Homestead Steel Works Pump House
After the dismantling of the historic Homestead Steel Works in the 1980s, then-owner Park Corporation performed restorative work on the Pump House. In 1996, BHF was formed in response to Park’s efforts, developing plans for a minimalist interpretive program for the site. Park welcomed the initiatives, and subsequent owners and developers, Continental Real Estate, also proved hospitable. Today the site is owned and benevolently operated by Rivers of Steel National Heritage Corporation, who also offer many educational programs, tours, and events related to the Pump House as well as other local points of interest.
Built in 1892 as a hotel for the rapidly growing worker’s ward of Homestead, the Bost Building was at the center of American labor history’s most dramatic episodes – the Homestead Lockout and Strike.
During the summer of 1892, the Bost Building served as headquarters for the Amalgamated Association of Iron and Steel Workers. Using the third floor of the building as a watchtower, steel union officials monitored activities in the mill site and along the Monongahela River.
The Bost Building also served as the base for American and British newspaper correspondents who filed their stories daily for a world that was hungrily following the events of the labor strike that pitted the Carnegie Steel Company against the strongest labor union at the time.

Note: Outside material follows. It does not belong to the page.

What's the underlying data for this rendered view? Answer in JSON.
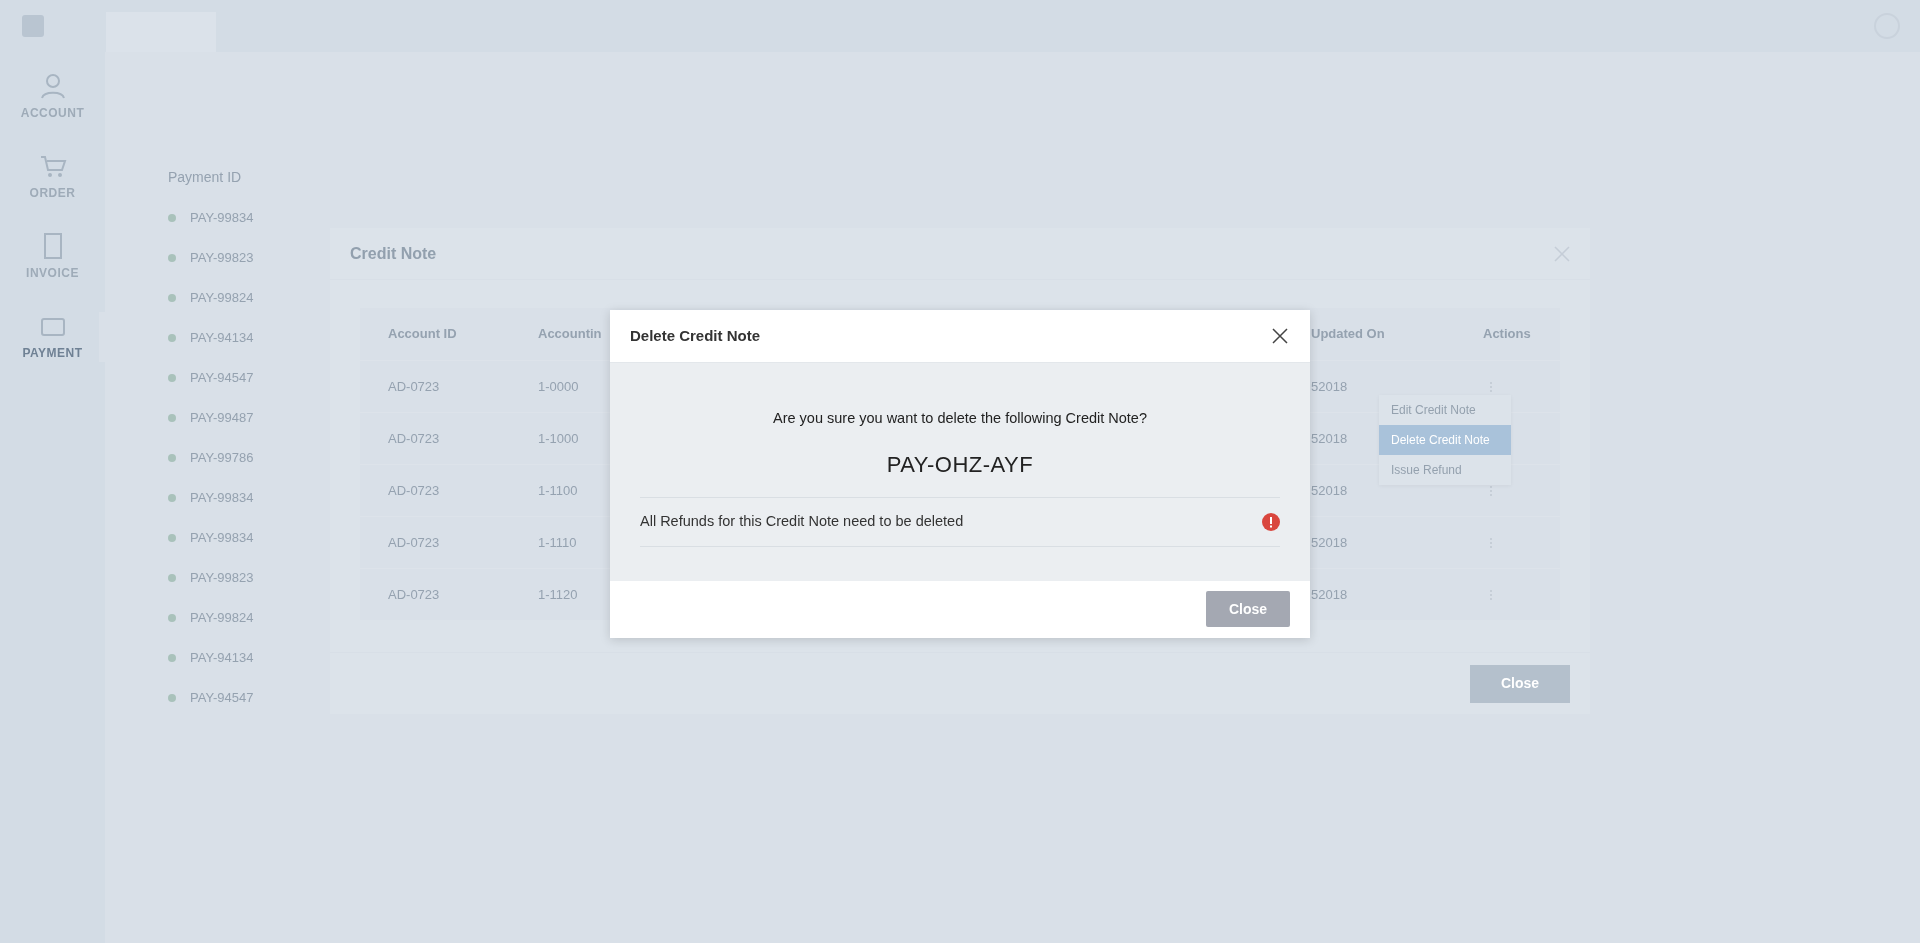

The building received a National Historic Landmark designation in 1999 and then underwent a $4 million renovation. It opened in 2002 as the Visitors’ Center for the Rivers of Steel National Heritage Area.
The home of the Henry Clay Frick family from 1882–1905, this meticulously restored 23-room mansion features an impressive array of fine and decorative art objects purchased by the Fricks and provides a glimpse into day to day life in Pittsburgh during the Gilded age.

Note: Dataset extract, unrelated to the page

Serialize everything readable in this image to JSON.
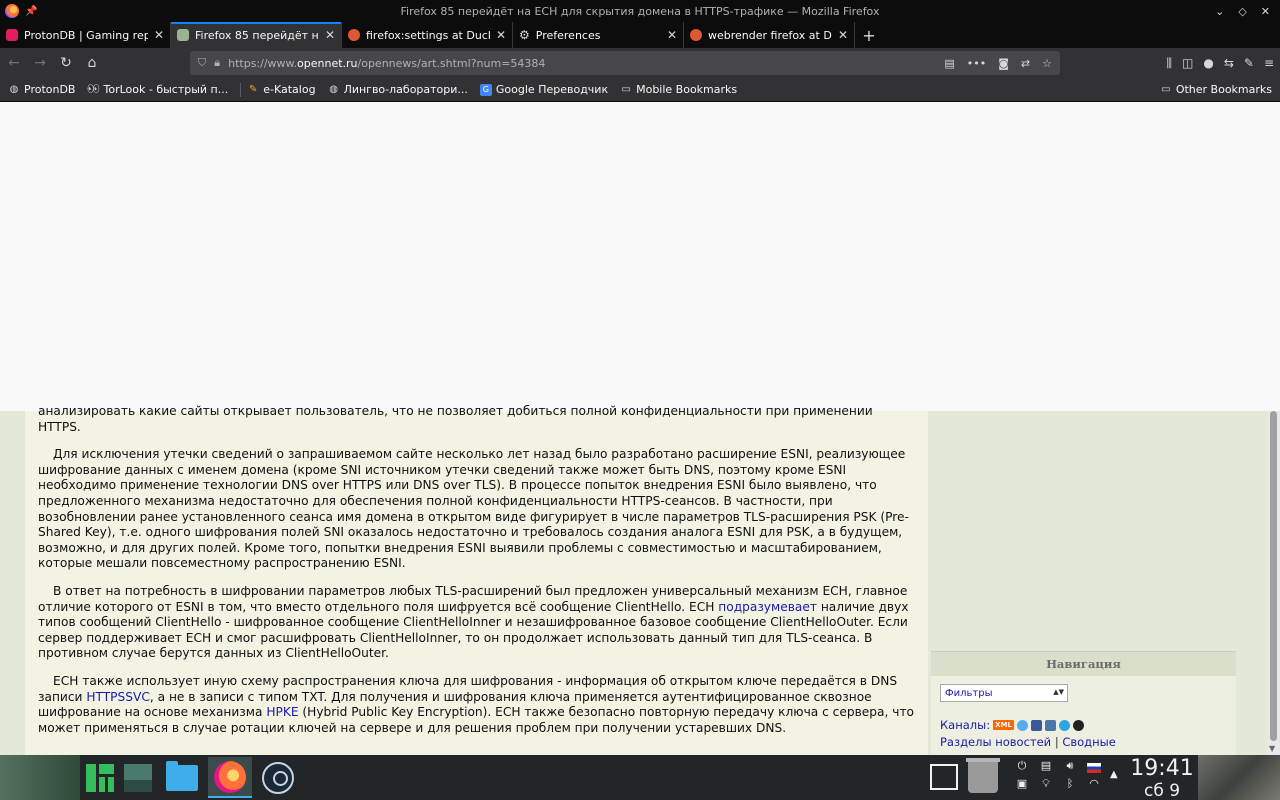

Docked on Pittsburgh’s North Shore near the headwaters of the Ohio River, the Explorer was designed and built to LEED standards to host the award-winning STEM student education programs now led by Rivers of Steel. An excursion on Explorer offers unparalleled opportunities to become immersed in Pittsburgh’s rich history while being surrounded by its natural beauty.

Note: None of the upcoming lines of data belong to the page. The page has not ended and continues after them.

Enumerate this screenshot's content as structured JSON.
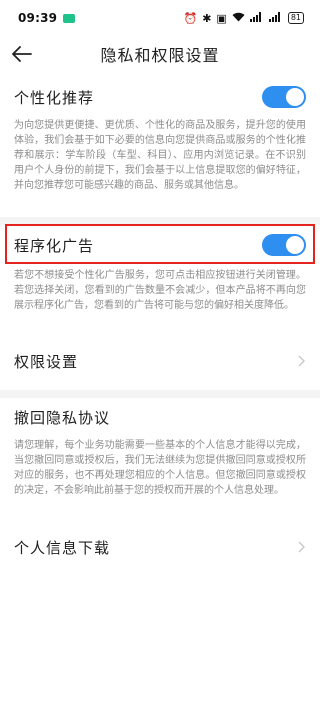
{
  "status": {
    "time": "09:39",
    "battery": "81"
  },
  "nav": {
    "title": "隐私和权限设置"
  },
  "items": {
    "personalized": {
      "title": "个性化推荐",
      "enabled": true,
      "desc": "为向您提供更便捷、更优质、个性化的商品及服务，提升您的使用体验，我们会基于如下必要的信息向您提供商品或服务的个性化推荐和展示：学车阶段（车型、科目）、应用内浏览记录。在不识别用户个人身份的前提下，我们会基于以上信息提取您的偏好特征，并向您推荐您可能感兴趣的商品、服务或其他信息。"
    },
    "programmatic_ads": {
      "title": "程序化广告",
      "enabled": true,
      "desc": "若您不想接受个性化广告服务，您可点击相应按钮进行关闭管理。若您选择关闭，您看到的广告数量不会减少，但本产品将不再向您展示程序化广告，您看到的广告将可能与您的偏好相关度降低。"
    },
    "permissions": {
      "title": "权限设置"
    },
    "revoke": {
      "title": "撤回隐私协议",
      "desc": "请您理解，每个业务功能需要一些基本的个人信息才能得以完成，当您撤回同意或授权后，我们无法继续为您提供撤回同意或授权所对应的服务，也不再处理您相应的个人信息。但您撤回同意或授权的决定，不会影响此前基于您的授权而开展的个人信息处理。"
    },
    "download": {
      "title": "个人信息下载"
    }
  },
  "colors": {
    "accent": "#2e8ff0",
    "highlight": "#e3231f"
  },
  "icons": {
    "back": "back-arrow-icon",
    "chevron": "chevron-right-icon"
  }
}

Westmoreland Museum of Art
The Westmoreland Museum of American Art is an art museum in Greensburg devoted to American art, with a particular concentration on the art of southwestern Pennsylvania.
Towering 92 feet over the Monongahela River, constructed of 2.5" thick steel plate and lined with refractory brick, Carrie Furnaces #6 and #7 are extremely rare examples of pre-World War II iron-making technology. Since the collapse of the region’s steel industry in the 1970s and 1980s, these are the only non-operative blast furnaces in the region that remain.